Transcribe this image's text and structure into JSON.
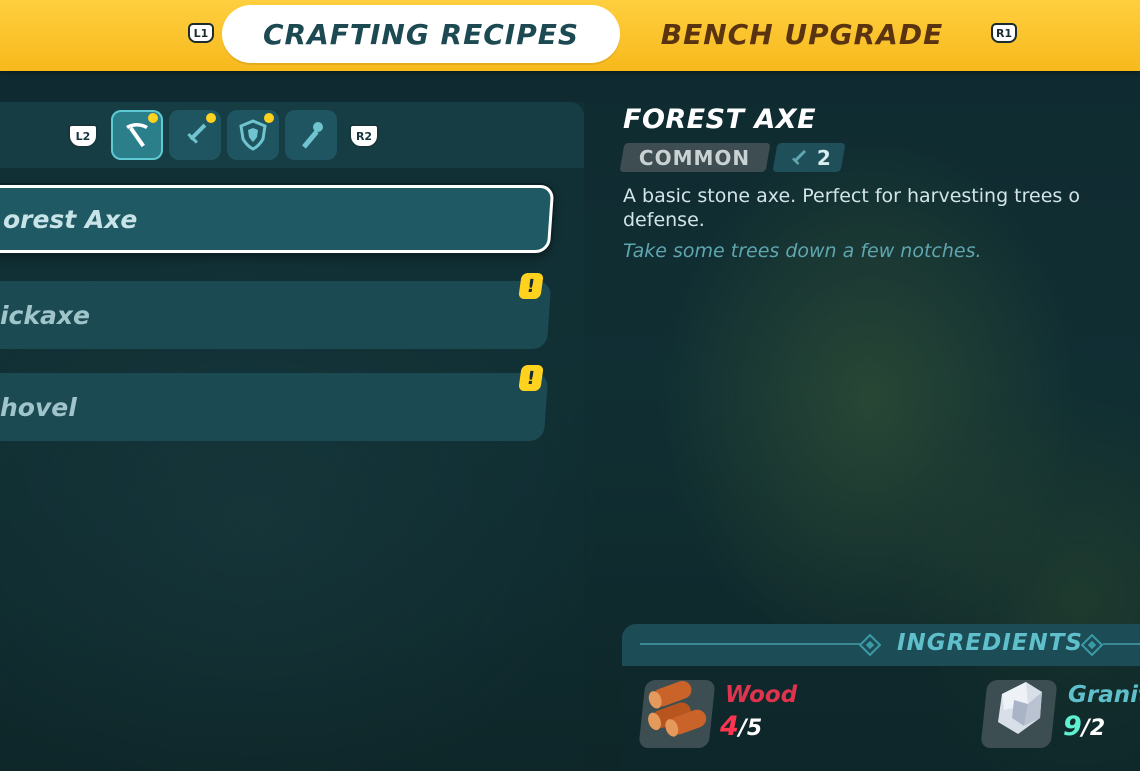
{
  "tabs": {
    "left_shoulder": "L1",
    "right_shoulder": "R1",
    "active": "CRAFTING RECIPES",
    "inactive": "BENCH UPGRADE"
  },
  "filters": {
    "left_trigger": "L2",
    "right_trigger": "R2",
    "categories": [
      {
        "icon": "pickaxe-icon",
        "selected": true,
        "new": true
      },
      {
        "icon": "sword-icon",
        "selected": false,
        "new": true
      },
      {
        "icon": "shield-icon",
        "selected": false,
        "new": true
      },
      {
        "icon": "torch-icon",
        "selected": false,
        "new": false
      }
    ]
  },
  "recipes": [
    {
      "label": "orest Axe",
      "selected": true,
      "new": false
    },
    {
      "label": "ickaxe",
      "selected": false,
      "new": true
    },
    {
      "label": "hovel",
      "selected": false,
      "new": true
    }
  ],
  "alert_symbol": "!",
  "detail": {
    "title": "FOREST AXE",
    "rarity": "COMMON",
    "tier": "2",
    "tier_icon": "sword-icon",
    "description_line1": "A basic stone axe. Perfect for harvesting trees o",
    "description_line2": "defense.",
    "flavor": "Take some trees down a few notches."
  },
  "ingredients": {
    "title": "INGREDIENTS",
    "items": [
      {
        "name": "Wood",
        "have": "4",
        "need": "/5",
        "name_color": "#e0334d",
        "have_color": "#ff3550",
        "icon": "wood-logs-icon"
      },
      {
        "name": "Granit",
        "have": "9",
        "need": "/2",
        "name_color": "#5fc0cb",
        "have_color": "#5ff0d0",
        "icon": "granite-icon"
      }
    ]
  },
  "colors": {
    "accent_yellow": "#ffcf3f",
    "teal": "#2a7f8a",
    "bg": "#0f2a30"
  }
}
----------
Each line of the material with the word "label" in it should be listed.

      "label": "orest Axe",
      "label": "ickaxe",
      "label": "hovel",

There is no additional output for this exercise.